### [Excerpts from an interface dataset]
----

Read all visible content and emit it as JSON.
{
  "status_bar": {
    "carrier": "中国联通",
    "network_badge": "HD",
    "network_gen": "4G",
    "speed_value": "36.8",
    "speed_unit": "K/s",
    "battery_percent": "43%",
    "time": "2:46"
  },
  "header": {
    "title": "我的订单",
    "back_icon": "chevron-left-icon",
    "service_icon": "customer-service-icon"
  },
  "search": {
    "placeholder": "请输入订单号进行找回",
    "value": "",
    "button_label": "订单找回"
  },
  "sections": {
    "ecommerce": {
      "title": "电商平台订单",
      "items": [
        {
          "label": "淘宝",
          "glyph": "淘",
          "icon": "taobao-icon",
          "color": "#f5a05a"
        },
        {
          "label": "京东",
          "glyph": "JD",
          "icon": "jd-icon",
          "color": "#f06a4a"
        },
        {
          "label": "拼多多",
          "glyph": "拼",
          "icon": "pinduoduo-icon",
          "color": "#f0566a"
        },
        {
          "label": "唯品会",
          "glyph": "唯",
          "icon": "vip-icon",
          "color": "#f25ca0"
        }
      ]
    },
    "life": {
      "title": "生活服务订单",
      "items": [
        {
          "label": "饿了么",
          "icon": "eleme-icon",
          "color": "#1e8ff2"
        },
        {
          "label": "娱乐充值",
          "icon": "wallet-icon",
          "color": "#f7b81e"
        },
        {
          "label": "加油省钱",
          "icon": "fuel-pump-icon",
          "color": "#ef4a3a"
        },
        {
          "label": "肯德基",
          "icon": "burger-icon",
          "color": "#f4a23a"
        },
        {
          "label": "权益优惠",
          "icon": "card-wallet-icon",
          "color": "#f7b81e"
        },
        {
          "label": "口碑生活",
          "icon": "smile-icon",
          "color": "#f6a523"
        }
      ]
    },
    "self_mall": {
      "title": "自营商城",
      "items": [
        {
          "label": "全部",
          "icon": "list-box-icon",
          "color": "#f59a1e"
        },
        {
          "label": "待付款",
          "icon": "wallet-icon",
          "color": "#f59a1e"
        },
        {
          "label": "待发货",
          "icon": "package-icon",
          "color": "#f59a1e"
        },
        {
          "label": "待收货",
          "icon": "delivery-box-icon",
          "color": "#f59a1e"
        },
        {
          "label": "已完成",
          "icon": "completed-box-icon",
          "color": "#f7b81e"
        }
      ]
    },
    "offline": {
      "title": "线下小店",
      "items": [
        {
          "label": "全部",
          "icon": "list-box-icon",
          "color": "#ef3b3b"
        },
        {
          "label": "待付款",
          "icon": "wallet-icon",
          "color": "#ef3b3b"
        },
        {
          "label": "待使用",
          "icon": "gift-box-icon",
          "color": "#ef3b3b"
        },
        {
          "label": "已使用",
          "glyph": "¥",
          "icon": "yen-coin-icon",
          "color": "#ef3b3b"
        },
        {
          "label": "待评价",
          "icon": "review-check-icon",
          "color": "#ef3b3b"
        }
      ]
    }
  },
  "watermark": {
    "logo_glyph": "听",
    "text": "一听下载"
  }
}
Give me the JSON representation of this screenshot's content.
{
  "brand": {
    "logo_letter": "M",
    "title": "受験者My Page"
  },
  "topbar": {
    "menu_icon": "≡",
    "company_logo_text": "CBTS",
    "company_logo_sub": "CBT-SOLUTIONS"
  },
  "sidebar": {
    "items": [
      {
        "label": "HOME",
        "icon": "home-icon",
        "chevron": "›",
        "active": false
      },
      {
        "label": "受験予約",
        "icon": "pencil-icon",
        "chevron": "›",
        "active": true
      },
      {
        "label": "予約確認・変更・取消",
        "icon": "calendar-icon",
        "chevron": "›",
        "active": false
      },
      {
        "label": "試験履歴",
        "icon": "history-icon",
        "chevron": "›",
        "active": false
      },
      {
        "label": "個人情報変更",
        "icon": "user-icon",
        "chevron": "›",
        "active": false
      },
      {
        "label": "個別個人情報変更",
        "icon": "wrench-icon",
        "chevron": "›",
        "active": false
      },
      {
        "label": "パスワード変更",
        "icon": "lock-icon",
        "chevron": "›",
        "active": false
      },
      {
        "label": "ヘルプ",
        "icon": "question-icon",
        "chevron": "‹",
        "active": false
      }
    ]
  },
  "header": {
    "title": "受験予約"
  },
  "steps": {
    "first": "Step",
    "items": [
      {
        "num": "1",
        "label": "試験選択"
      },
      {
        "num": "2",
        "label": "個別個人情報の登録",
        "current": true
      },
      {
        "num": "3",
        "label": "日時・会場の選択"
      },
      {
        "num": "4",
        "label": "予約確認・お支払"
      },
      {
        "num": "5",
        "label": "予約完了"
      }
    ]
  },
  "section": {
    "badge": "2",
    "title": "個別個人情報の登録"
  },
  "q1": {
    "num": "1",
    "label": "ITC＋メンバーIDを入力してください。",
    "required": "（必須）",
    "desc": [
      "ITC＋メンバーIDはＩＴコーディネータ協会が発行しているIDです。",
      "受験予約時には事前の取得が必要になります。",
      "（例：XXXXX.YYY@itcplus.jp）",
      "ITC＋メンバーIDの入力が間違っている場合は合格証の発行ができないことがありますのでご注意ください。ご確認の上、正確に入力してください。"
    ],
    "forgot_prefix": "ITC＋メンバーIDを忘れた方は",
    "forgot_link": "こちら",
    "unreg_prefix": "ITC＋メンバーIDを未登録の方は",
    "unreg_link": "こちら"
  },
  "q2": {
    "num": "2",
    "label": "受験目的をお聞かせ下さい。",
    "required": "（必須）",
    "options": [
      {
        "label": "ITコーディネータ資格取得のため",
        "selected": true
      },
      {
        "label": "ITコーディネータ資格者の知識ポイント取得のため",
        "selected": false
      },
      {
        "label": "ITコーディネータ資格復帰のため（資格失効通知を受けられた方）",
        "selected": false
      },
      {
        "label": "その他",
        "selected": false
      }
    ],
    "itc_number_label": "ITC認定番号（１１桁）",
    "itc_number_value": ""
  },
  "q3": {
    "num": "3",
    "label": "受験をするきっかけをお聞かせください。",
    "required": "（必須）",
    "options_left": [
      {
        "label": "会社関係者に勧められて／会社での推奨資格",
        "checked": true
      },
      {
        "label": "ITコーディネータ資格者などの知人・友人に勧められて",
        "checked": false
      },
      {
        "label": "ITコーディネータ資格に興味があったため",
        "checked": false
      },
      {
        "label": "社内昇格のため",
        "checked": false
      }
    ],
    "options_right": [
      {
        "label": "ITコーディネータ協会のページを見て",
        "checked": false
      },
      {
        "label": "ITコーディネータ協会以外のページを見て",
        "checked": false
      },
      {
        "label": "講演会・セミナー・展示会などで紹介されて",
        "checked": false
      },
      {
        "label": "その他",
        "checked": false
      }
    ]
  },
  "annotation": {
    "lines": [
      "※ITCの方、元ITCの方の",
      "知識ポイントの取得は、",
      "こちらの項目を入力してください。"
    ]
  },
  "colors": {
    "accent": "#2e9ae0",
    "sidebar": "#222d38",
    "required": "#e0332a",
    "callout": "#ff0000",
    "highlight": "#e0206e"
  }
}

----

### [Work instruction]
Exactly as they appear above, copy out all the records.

### [Solution to this exercise]
Read all visible content and emit it as JSON.
{
  "status_bar": {
    "carrier": "中国联通",
    "network_badge": "HD",
    "network_gen": "4G",
    "speed_value": "36.8",
    "speed_unit": "K/s",
    "battery_percent": "43%",
    "time": "2:46"
  },
  "header": {
    "title": "我的订单",
    "back_icon": "chevron-left-icon",
    "service_icon": "customer-service-icon"
  },
  "search": {
    "placeholder": "请输入订单号进行找回",
    "value": "",
    "button_label": "订单找回"
  },
  "sections": {
    "ecommerce": {
      "title": "电商平台订单",
      "items": [
        {
          "label": "淘宝",
          "glyph": "淘",
          "icon": "taobao-icon",
          "color": "#f5a05a"
        },
        {
          "label": "京东",
          "glyph": "JD",
          "icon": "jd-icon",
          "color": "#f06a4a"
        },
        {
          "label": "拼多多",
          "glyph": "拼",
          "icon": "pinduoduo-icon",
          "color": "#f0566a"
        },
        {
          "label": "唯品会",
          "glyph": "唯",
          "icon": "vip-icon",
          "color": "#f25ca0"
        }
      ]
    },
    "life": {
      "title": "生活服务订单",
      "items": [
        {
          "label": "饿了么",
          "icon": "eleme-icon",
          "color": "#1e8ff2"
        },
        {
          "label": "娱乐充值",
          "icon": "wallet-icon",
          "color": "#f7b81e"
        },
        {
          "label": "加油省钱",
          "icon": "fuel-pump-icon",
          "color": "#ef4a3a"
        },
        {
          "label": "肯德基",
          "icon": "burger-icon",
          "color": "#f4a23a"
        },
        {
          "label": "权益优惠",
          "icon": "card-wallet-icon",
          "color": "#f7b81e"
        },
        {
          "label": "口碑生活",
          "icon": "smile-icon",
          "color": "#f6a523"
        }
      ]
    },
    "self_mall": {
      "title": "自营商城",
      "items": [
        {
          "label": "全部",
          "icon": "list-box-icon",
          "color": "#f59a1e"
        },
        {
          "label": "待付款",
          "icon": "wallet-icon",
          "color": "#f59a1e"
        },
        {
          "label": "待发货",
          "icon": "package-icon",
          "color": "#f59a1e"
        },
        {
          "label": "待收货",
          "icon": "delivery-box-icon",
          "color": "#f59a1e"
        },
        {
          "label": "已完成",
          "icon": "completed-box-icon",
          "color": "#f7b81e"
        }
      ]
    },
    "offline": {
      "title": "线下小店",
      "items": [
        {
          "label": "全部",
          "icon": "list-box-icon",
          "color": "#ef3b3b"
        },
        {
          "label": "待付款",
          "icon": "wallet-icon",
          "color": "#ef3b3b"
        },
        {
          "label": "待使用",
          "icon": "gift-box-icon",
          "color": "#ef3b3b"
        },
        {
          "label": "已使用",
          "glyph": "¥",
          "icon": "yen-coin-icon",
          "color": "#ef3b3b"
        },
        {
          "label": "待评价",
          "icon": "review-check-icon",
          "color": "#ef3b3b"
        }
      ]
    }
  },
  "watermark": {
    "logo_glyph": "听",
    "text": "一听下载"
  }
}
Give me the JSON representation of this screenshot's content.
{
  "brand": {
    "logo_letter": "M",
    "title": "受験者My Page"
  },
  "topbar": {
    "menu_icon": "≡",
    "company_logo_text": "CBTS",
    "company_logo_sub": "CBT-SOLUTIONS"
  },
  "sidebar": {
    "items": [
      {
        "label": "HOME",
        "icon": "home-icon",
        "chevron": "›",
        "active": false
      },
      {
        "label": "受験予約",
        "icon": "pencil-icon",
        "chevron": "›",
        "active": true
      },
      {
        "label": "予約確認・変更・取消",
        "icon": "calendar-icon",
        "chevron": "›",
        "active": false
      },
      {
        "label": "試験履歴",
        "icon": "history-icon",
        "chevron": "›",
        "active": false
      },
      {
        "label": "個人情報変更",
        "icon": "user-icon",
        "chevron": "›",
        "active": false
      },
      {
        "label": "個別個人情報変更",
        "icon": "wrench-icon",
        "chevron": "›",
        "active": false
      },
      {
        "label": "パスワード変更",
        "icon": "lock-icon",
        "chevron": "›",
        "active": false
      },
      {
        "label": "ヘルプ",
        "icon": "question-icon",
        "chevron": "‹",
        "active": false
      }
    ]
  },
  "header": {
    "title": "受験予約"
  },
  "steps": {
    "first": "Step",
    "items": [
      {
        "num": "1",
        "label": "試験選択"
      },
      {
        "num": "2",
        "label": "個別個人情報の登録",
        "current": true
      },
      {
        "num": "3",
        "label": "日時・会場の選択"
      },
      {
        "num": "4",
        "label": "予約確認・お支払"
      },
      {
        "num": "5",
        "label": "予約完了"
      }
    ]
  },
  "section": {
    "badge": "2",
    "title": "個別個人情報の登録"
  },
  "q1": {
    "num": "1",
    "label": "ITC＋メンバーIDを入力してください。",
    "required": "（必須）",
    "desc": [
      "ITC＋メンバーIDはＩＴコーディネータ協会が発行しているIDです。",
      "受験予約時には事前の取得が必要になります。",
      "（例：XXXXX.YYY@itcplus.jp）",
      "ITC＋メンバーIDの入力が間違っている場合は合格証の発行ができないことがありますのでご注意ください。ご確認の上、正確に入力してください。"
    ],
    "forgot_prefix": "ITC＋メンバーIDを忘れた方は",
    "forgot_link": "こちら",
    "unreg_prefix": "ITC＋メンバーIDを未登録の方は",
    "unreg_link": "こちら"
  },
  "q2": {
    "num": "2",
    "label": "受験目的をお聞かせ下さい。",
    "required": "（必須）",
    "options": [
      {
        "label": "ITコーディネータ資格取得のため",
        "selected": true
      },
      {
        "label": "ITコーディネータ資格者の知識ポイント取得のため",
        "selected": false
      },
      {
        "label": "ITコーディネータ資格復帰のため（資格失効通知を受けられた方）",
        "selected": false
      },
      {
        "label": "その他",
        "selected": false
      }
    ],
    "itc_number_label": "ITC認定番号（１１桁）",
    "itc_number_value": ""
  },
  "q3": {
    "num": "3",
    "label": "受験をするきっかけをお聞かせください。",
    "required": "（必須）",
    "options_left": [
      {
        "label": "会社関係者に勧められて／会社での推奨資格",
        "checked": true
      },
      {
        "label": "ITコーディネータ資格者などの知人・友人に勧められて",
        "checked": false
      },
      {
        "label": "ITコーディネータ資格に興味があったため",
        "checked": false
      },
      {
        "label": "社内昇格のため",
        "checked": false
      }
    ],
    "options_right": [
      {
        "label": "ITコーディネータ協会のページを見て",
        "checked": false
      },
      {
        "label": "ITコーディネータ協会以外のページを見て",
        "checked": false
      },
      {
        "label": "講演会・セミナー・展示会などで紹介されて",
        "checked": false
      },
      {
        "label": "その他",
        "checked": false
      }
    ]
  },
  "annotation": {
    "lines": [
      "※ITCの方、元ITCの方の",
      "知識ポイントの取得は、",
      "こちらの項目を入力してください。"
    ]
  },
  "colors": {
    "accent": "#2e9ae0",
    "sidebar": "#222d38",
    "required": "#e0332a",
    "callout": "#ff0000",
    "highlight": "#e0206e"
  }
}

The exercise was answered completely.